▶ Aim of the task
In your copy, reproduce the entries exactly as they are, minus the images.
+ + +
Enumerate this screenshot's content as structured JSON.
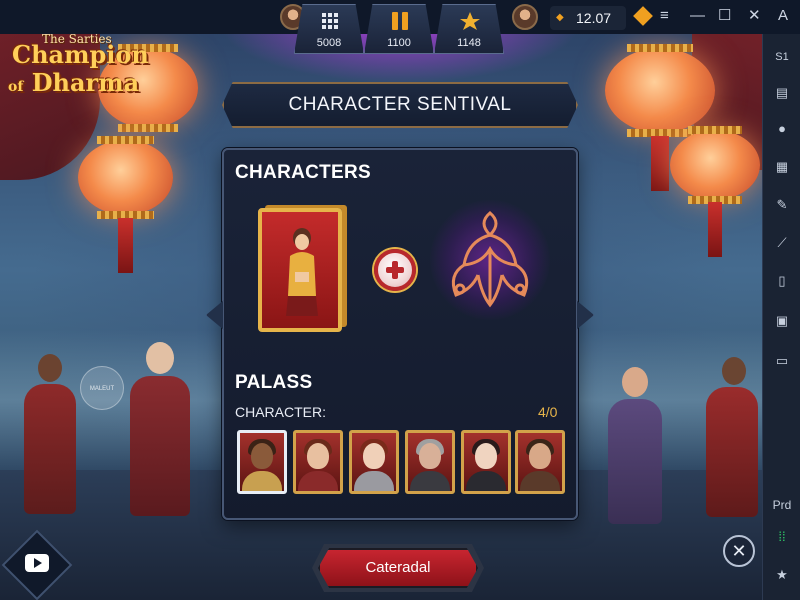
{
  "game": {
    "logo_small": "The Sarties",
    "logo_line1": "Champion",
    "logo_of": "of",
    "logo_line2": "Dharma"
  },
  "hud": {
    "items": [
      {
        "icon": "grid-icon",
        "value": "5008"
      },
      {
        "icon": "pause-icon",
        "value": "1100"
      },
      {
        "icon": "star-icon",
        "value": "1148"
      }
    ],
    "time": "12.07"
  },
  "window_controls": {
    "menu": "≡",
    "minimize": "—",
    "maximize": "☐",
    "close": "✕"
  },
  "sidebar": {
    "top_label": "A",
    "label_s": "S1",
    "prd_label": "Prd"
  },
  "title_banner": "CHARACTER SENTIVAL",
  "panel": {
    "characters_heading": "CHARACTERS",
    "palass_heading": "PALASS",
    "character_label": "CHARACTER:",
    "character_count": "4/0"
  },
  "bottom_button": "Cateradal",
  "watermark_text": "MALEUT",
  "colors": {
    "accent_gold": "#e6b44a",
    "button_red": "#c72530",
    "panel_bg": "#1a2338",
    "emblem_purple": "#9a2ad0"
  }
}
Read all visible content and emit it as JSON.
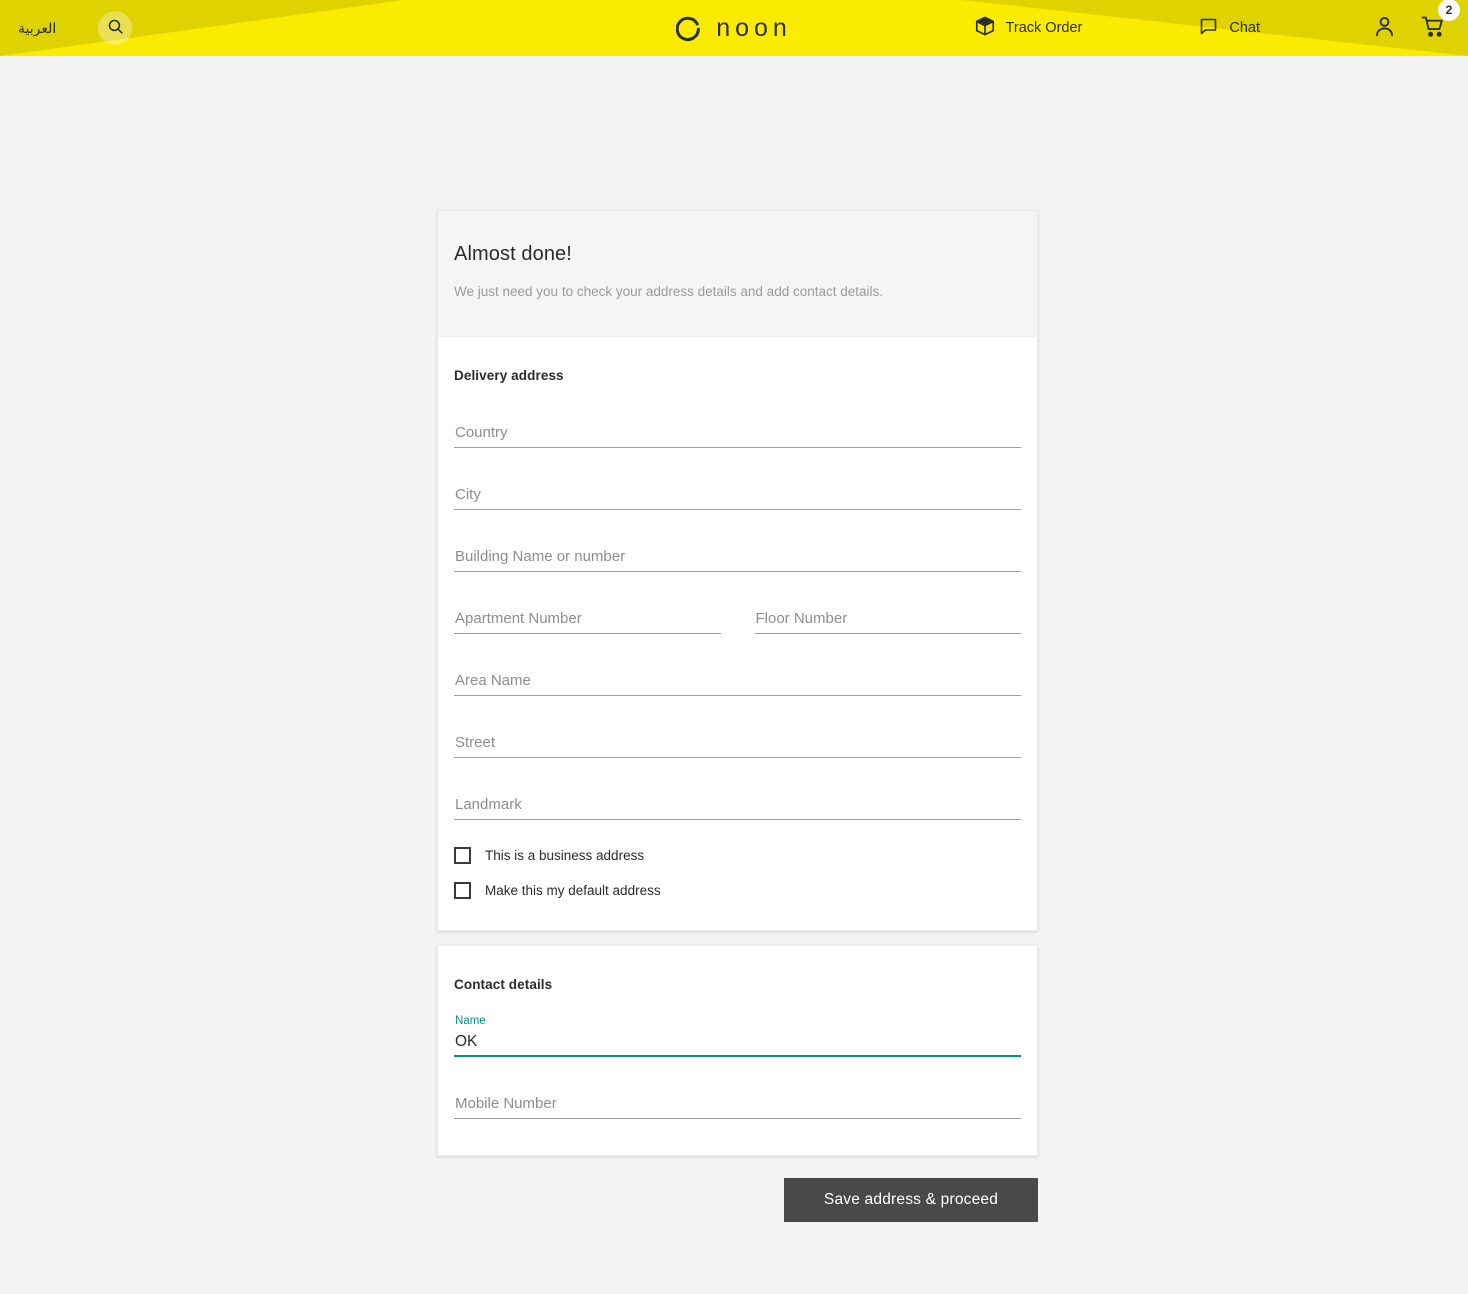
{
  "header": {
    "lang_label": "العربية",
    "search_icon": "search-icon",
    "track_order": {
      "label": "Track Order",
      "icon": "package-icon"
    },
    "chat": {
      "label": "Chat",
      "icon": "chat-bubble-icon"
    },
    "account_icon": "user-account-icon",
    "cart": {
      "icon": "shopping-cart-icon",
      "badge_count": "2"
    },
    "brand": "noon",
    "colors": {
      "yellow_bright": "#faec00",
      "yellow_dim": "#ded200",
      "text": "#2d2d2d"
    }
  },
  "intro": {
    "title": "Almost done!",
    "subtitle": "We just need you to check your address details and add contact details."
  },
  "delivery_address": {
    "section_title": "Delivery address",
    "fields": [
      {
        "name": "country",
        "placeholder": "Country",
        "value": ""
      },
      {
        "name": "city",
        "placeholder": "City",
        "value": ""
      },
      {
        "name": "building",
        "placeholder": "Building Name or number",
        "value": ""
      },
      {
        "name": "apartment",
        "placeholder": "Apartment Number",
        "value": ""
      },
      {
        "name": "floor",
        "placeholder": "Floor Number",
        "value": ""
      },
      {
        "name": "area",
        "placeholder": "Area Name",
        "value": ""
      },
      {
        "name": "street",
        "placeholder": "Street",
        "value": ""
      },
      {
        "name": "landmark",
        "placeholder": "Landmark",
        "value": ""
      }
    ],
    "checkboxes": [
      {
        "name": "business-address",
        "label": "This is a business address",
        "checked": false
      },
      {
        "name": "default-address",
        "label": "Make this my default address",
        "checked": false
      }
    ]
  },
  "contact_details": {
    "section_title": "Contact details",
    "name_field": {
      "label": "Name",
      "value": "OK",
      "accent_color": "#0a9083"
    },
    "mobile_field": {
      "placeholder": "Mobile Number",
      "value": ""
    }
  },
  "actions": {
    "save_label": "Save address & proceed",
    "button_color": "#494949"
  }
}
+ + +
▶ Exercise answer
Enumerate this screenshot's content as structured JSON.
{
  "game": {
    "logo_small": "The Sarties",
    "logo_line1": "Champion",
    "logo_of": "of",
    "logo_line2": "Dharma"
  },
  "hud": {
    "items": [
      {
        "icon": "grid-icon",
        "value": "5008"
      },
      {
        "icon": "pause-icon",
        "value": "1100"
      },
      {
        "icon": "star-icon",
        "value": "1148"
      }
    ],
    "time": "12.07"
  },
  "window_controls": {
    "menu": "≡",
    "minimize": "—",
    "maximize": "☐",
    "close": "✕"
  },
  "sidebar": {
    "top_label": "A",
    "label_s": "S1",
    "prd_label": "Prd"
  },
  "title_banner": "CHARACTER SENTIVAL",
  "panel": {
    "characters_heading": "CHARACTERS",
    "palass_heading": "PALASS",
    "character_label": "CHARACTER:",
    "character_count": "4/0"
  },
  "bottom_button": "Cateradal",
  "watermark_text": "MALEUT",
  "colors": {
    "accent_gold": "#e6b44a",
    "button_red": "#c72530",
    "panel_bg": "#1a2338",
    "emblem_purple": "#9a2ad0"
  }
}
Read all visible content and emit it as JSON.
{
  "header": {
    "lang_label": "العربية",
    "search_icon": "search-icon",
    "track_order": {
      "label": "Track Order",
      "icon": "package-icon"
    },
    "chat": {
      "label": "Chat",
      "icon": "chat-bubble-icon"
    },
    "account_icon": "user-account-icon",
    "cart": {
      "icon": "shopping-cart-icon",
      "badge_count": "2"
    },
    "brand": "noon",
    "colors": {
      "yellow_bright": "#faec00",
      "yellow_dim": "#ded200",
      "text": "#2d2d2d"
    }
  },
  "intro": {
    "title": "Almost done!",
    "subtitle": "We just need you to check your address details and add contact details."
  },
  "delivery_address": {
    "section_title": "Delivery address",
    "fields": [
      {
        "name": "country",
        "placeholder": "Country",
        "value": ""
      },
      {
        "name": "city",
        "placeholder": "City",
        "value": ""
      },
      {
        "name": "building",
        "placeholder": "Building Name or number",
        "value": ""
      },
      {
        "name": "apartment",
        "placeholder": "Apartment Number",
        "value": ""
      },
      {
        "name": "floor",
        "placeholder": "Floor Number",
        "value": ""
      },
      {
        "name": "area",
        "placeholder": "Area Name",
        "value": ""
      },
      {
        "name": "street",
        "placeholder": "Street",
        "value": ""
      },
      {
        "name": "landmark",
        "placeholder": "Landmark",
        "value": ""
      }
    ],
    "checkboxes": [
      {
        "name": "business-address",
        "label": "This is a business address",
        "checked": false
      },
      {
        "name": "default-address",
        "label": "Make this my default address",
        "checked": false
      }
    ]
  },
  "contact_details": {
    "section_title": "Contact details",
    "name_field": {
      "label": "Name",
      "value": "OK",
      "accent_color": "#0a9083"
    },
    "mobile_field": {
      "placeholder": "Mobile Number",
      "value": ""
    }
  },
  "actions": {
    "save_label": "Save address & proceed",
    "button_color": "#494949"
  }
}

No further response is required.